The main role of a physiatrist is to create treatment plans meant to improve the quality of life regardless of whether discomfort and pain emanate from aging-related mobility, chronic health conditions or short-term pain caused by an injury.
You may see a physiatrist if you suffer from the following:
1. If you struggle to accomplish everyday activities
An accident or injury can sometimes live you with pain that makes it difficult to carry out daily chores such as taking the upstairs, getting up or resting comfortably. A physiatrist can conduct tests with the aim of determining where the exact problem is. He or she can also help in managing ongoing discomfort caused by certain issues like nerve damage, back pain, arthritis and obesity.
2. Limited energy because of an illness
Most diseases and illnesses can lead to limited energy. A lot of fatigue can make it hard for you to move around easily and prevent injury. It would be good to visit a physiatrist to come up with a way of managing the side effects.

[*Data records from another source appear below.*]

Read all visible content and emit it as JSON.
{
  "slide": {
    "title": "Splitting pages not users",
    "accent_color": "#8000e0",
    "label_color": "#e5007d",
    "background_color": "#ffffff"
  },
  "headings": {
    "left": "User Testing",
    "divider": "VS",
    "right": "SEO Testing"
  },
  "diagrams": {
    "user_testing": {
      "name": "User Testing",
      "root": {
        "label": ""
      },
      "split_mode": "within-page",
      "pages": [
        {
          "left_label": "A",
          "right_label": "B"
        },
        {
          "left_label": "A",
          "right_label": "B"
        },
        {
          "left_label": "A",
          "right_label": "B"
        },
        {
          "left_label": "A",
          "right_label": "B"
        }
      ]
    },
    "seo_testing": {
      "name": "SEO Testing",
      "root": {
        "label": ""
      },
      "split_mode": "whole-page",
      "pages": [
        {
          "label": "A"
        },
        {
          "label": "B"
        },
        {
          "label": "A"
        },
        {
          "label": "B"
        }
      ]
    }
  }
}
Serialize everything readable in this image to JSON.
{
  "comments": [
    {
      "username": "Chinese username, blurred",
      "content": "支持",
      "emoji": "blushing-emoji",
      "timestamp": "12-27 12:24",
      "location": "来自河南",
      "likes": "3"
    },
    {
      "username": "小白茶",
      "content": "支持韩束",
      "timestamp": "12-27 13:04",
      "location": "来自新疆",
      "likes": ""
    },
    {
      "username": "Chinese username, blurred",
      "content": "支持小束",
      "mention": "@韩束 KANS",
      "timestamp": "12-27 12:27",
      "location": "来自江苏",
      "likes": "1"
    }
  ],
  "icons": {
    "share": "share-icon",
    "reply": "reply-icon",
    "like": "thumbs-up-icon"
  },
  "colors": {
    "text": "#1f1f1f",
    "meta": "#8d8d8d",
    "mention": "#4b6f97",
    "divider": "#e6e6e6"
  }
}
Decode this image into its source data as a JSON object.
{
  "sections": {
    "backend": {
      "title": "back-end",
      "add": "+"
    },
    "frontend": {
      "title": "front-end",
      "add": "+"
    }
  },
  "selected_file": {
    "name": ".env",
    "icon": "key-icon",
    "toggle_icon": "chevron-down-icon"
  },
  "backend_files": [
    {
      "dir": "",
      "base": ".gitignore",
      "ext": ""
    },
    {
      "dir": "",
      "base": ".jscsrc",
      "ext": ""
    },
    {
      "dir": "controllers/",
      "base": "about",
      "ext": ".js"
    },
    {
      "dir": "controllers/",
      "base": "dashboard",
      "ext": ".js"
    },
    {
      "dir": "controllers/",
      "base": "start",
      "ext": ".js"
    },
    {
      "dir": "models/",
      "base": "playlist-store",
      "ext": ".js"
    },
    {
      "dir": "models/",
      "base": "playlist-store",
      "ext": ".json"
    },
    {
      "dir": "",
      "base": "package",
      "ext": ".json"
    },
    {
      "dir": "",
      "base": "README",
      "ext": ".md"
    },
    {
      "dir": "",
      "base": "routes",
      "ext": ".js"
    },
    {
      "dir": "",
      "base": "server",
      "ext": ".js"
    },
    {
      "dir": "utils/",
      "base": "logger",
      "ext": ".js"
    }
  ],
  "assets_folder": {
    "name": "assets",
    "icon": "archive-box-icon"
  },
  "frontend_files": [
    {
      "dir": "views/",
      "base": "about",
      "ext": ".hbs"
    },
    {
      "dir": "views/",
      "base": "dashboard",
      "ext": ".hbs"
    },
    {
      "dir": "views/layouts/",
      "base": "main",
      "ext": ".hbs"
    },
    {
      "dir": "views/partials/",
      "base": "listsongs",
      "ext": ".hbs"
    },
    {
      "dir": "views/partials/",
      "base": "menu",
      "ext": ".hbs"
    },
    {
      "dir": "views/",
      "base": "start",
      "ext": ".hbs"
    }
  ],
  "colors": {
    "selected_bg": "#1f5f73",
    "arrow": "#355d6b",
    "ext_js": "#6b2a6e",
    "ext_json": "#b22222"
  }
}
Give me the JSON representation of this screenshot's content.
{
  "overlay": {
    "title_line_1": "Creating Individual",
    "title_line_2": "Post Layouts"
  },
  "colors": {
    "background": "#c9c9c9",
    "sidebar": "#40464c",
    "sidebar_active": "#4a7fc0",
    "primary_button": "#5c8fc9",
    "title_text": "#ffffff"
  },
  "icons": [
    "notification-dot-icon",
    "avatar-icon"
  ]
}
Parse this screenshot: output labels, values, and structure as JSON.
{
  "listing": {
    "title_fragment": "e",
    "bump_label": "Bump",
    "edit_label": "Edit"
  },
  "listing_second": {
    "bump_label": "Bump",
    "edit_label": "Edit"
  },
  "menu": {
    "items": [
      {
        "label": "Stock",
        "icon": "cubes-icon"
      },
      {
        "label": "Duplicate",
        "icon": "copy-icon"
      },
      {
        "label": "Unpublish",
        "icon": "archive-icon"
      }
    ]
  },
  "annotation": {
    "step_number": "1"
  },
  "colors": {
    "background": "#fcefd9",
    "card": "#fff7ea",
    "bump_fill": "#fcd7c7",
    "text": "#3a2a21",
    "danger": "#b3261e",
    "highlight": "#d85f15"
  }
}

3. If you are undergoing a life change
Life changes such as menopause, childbirth, pregnancy and aging can easily bring about challenges to physical function. But a physiatrist can help manage the effects that come as a result of these changes.
4. When referred by a doctor
As mentioned earlier, a surgeon may also refer a patient to a physiatrist if he or she believes that a surgical intervention won’t improve the existing condition.
In a nutshell, a physiatrist is a type of medical doctor who specializes in physical medicine and rehabilitation to help bolster recovery. If you are looking for a qualified physiatrist a good example of one is at Integrated Orthopedics, who painstakingly work to have comprehensive care for patients suffering from joint pain.